▶ [Problem description]: Each entry below should be written out exactly as it is, with no pictures.

▶ [Material supplied]:

****

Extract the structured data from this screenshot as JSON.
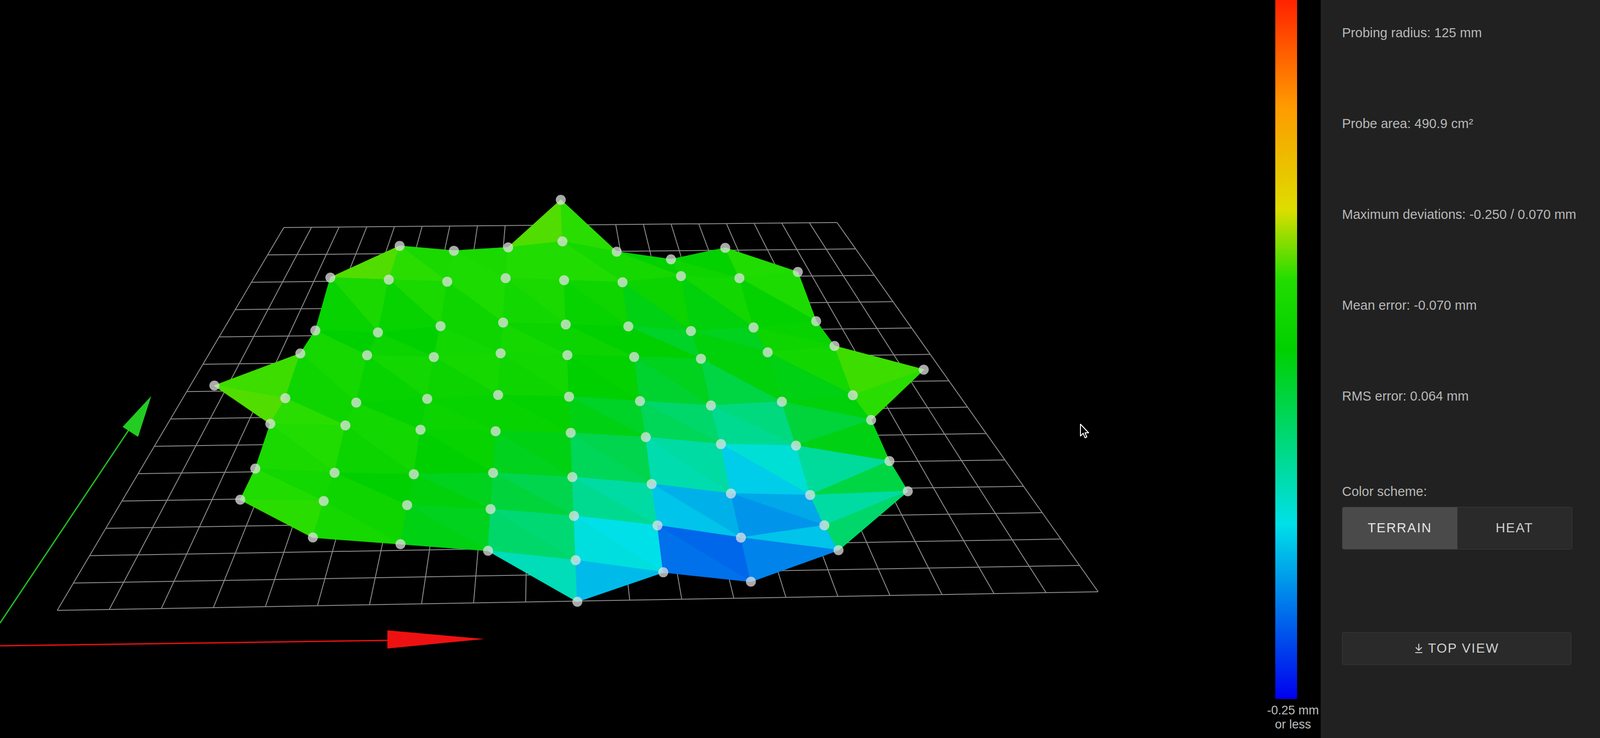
{
  "panel": {
    "stats": [
      "Probing radius: 125 mm",
      "Probe area: 490.9 cm²",
      "Maximum deviations: -0.250 / 0.070 mm",
      "Mean error: -0.070 mm",
      "RMS error: 0.064 mm"
    ],
    "color_scheme": {
      "label": "Color scheme:",
      "options": [
        {
          "label": "TERRAIN",
          "selected": true
        },
        {
          "label": "HEAT",
          "selected": false
        }
      ]
    },
    "top_view_button": {
      "label": "TOP VIEW"
    }
  },
  "color_scale": {
    "min_label": [
      "-0.25 mm",
      "or less"
    ],
    "range": [
      -0.25,
      0.07
    ]
  },
  "height_map": {
    "heights": [
      [
        null,
        null,
        null,
        null,
        null,
        -0.03,
        null,
        null,
        null,
        null,
        null
      ],
      [
        null,
        null,
        -0.06,
        -0.08,
        -0.07,
        -0.05,
        -0.09,
        -0.12,
        -0.08,
        null,
        null
      ],
      [
        null,
        -0.04,
        -0.05,
        -0.06,
        -0.05,
        -0.06,
        -0.07,
        -0.05,
        -0.06,
        -0.04,
        null
      ],
      [
        null,
        -0.1,
        -0.11,
        -0.09,
        -0.08,
        -0.09,
        -0.1,
        -0.12,
        -0.11,
        -0.09,
        null
      ],
      [
        null,
        -0.05,
        -0.06,
        -0.07,
        -0.06,
        -0.07,
        -0.08,
        -0.09,
        -0.07,
        -0.05,
        null
      ],
      [
        -0.03,
        -0.08,
        -0.1,
        -0.09,
        -0.08,
        -0.09,
        -0.11,
        -0.13,
        -0.12,
        -0.1,
        -0.01
      ],
      [
        null,
        -0.04,
        -0.05,
        -0.07,
        -0.08,
        -0.09,
        -0.11,
        -0.14,
        -0.15,
        -0.06,
        null
      ],
      [
        null,
        -0.07,
        -0.09,
        -0.1,
        -0.1,
        -0.12,
        -0.15,
        -0.19,
        -0.2,
        -0.08,
        null
      ],
      [
        null,
        -0.05,
        -0.06,
        -0.08,
        -0.1,
        -0.13,
        -0.17,
        -0.22,
        -0.18,
        -0.06,
        null
      ],
      [
        null,
        null,
        -0.06,
        -0.09,
        -0.12,
        -0.16,
        -0.21,
        -0.25,
        -0.14,
        null,
        null
      ],
      [
        null,
        null,
        null,
        null,
        null,
        -0.18,
        null,
        null,
        null,
        null,
        null
      ]
    ]
  }
}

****

▶ [The answer]:
Extract the structured data from this screenshot as JSON.
{
  "panel": {
    "stats": [
      "Probing radius: 125 mm",
      "Probe area: 490.9 cm²",
      "Maximum deviations: -0.250 / 0.070 mm",
      "Mean error: -0.070 mm",
      "RMS error: 0.064 mm"
    ],
    "color_scheme": {
      "label": "Color scheme:",
      "options": [
        {
          "label": "TERRAIN",
          "selected": true
        },
        {
          "label": "HEAT",
          "selected": false
        }
      ]
    },
    "top_view_button": {
      "label": "TOP VIEW"
    }
  },
  "color_scale": {
    "min_label": [
      "-0.25 mm",
      "or less"
    ],
    "range": [
      -0.25,
      0.07
    ]
  },
  "height_map": {
    "heights": [
      [
        null,
        null,
        null,
        null,
        null,
        -0.03,
        null,
        null,
        null,
        null,
        null
      ],
      [
        null,
        null,
        -0.06,
        -0.08,
        -0.07,
        -0.05,
        -0.09,
        -0.12,
        -0.08,
        null,
        null
      ],
      [
        null,
        -0.04,
        -0.05,
        -0.06,
        -0.05,
        -0.06,
        -0.07,
        -0.05,
        -0.06,
        -0.04,
        null
      ],
      [
        null,
        -0.1,
        -0.11,
        -0.09,
        -0.08,
        -0.09,
        -0.1,
        -0.12,
        -0.11,
        -0.09,
        null
      ],
      [
        null,
        -0.05,
        -0.06,
        -0.07,
        -0.06,
        -0.07,
        -0.08,
        -0.09,
        -0.07,
        -0.05,
        null
      ],
      [
        -0.03,
        -0.08,
        -0.1,
        -0.09,
        -0.08,
        -0.09,
        -0.11,
        -0.13,
        -0.12,
        -0.1,
        -0.01
      ],
      [
        null,
        -0.04,
        -0.05,
        -0.07,
        -0.08,
        -0.09,
        -0.11,
        -0.14,
        -0.15,
        -0.06,
        null
      ],
      [
        null,
        -0.07,
        -0.09,
        -0.1,
        -0.1,
        -0.12,
        -0.15,
        -0.19,
        -0.2,
        -0.08,
        null
      ],
      [
        null,
        -0.05,
        -0.06,
        -0.08,
        -0.1,
        -0.13,
        -0.17,
        -0.22,
        -0.18,
        -0.06,
        null
      ],
      [
        null,
        null,
        -0.06,
        -0.09,
        -0.12,
        -0.16,
        -0.21,
        -0.25,
        -0.14,
        null,
        null
      ],
      [
        null,
        null,
        null,
        null,
        null,
        -0.18,
        null,
        null,
        null,
        null,
        null
      ]
    ]
  }
}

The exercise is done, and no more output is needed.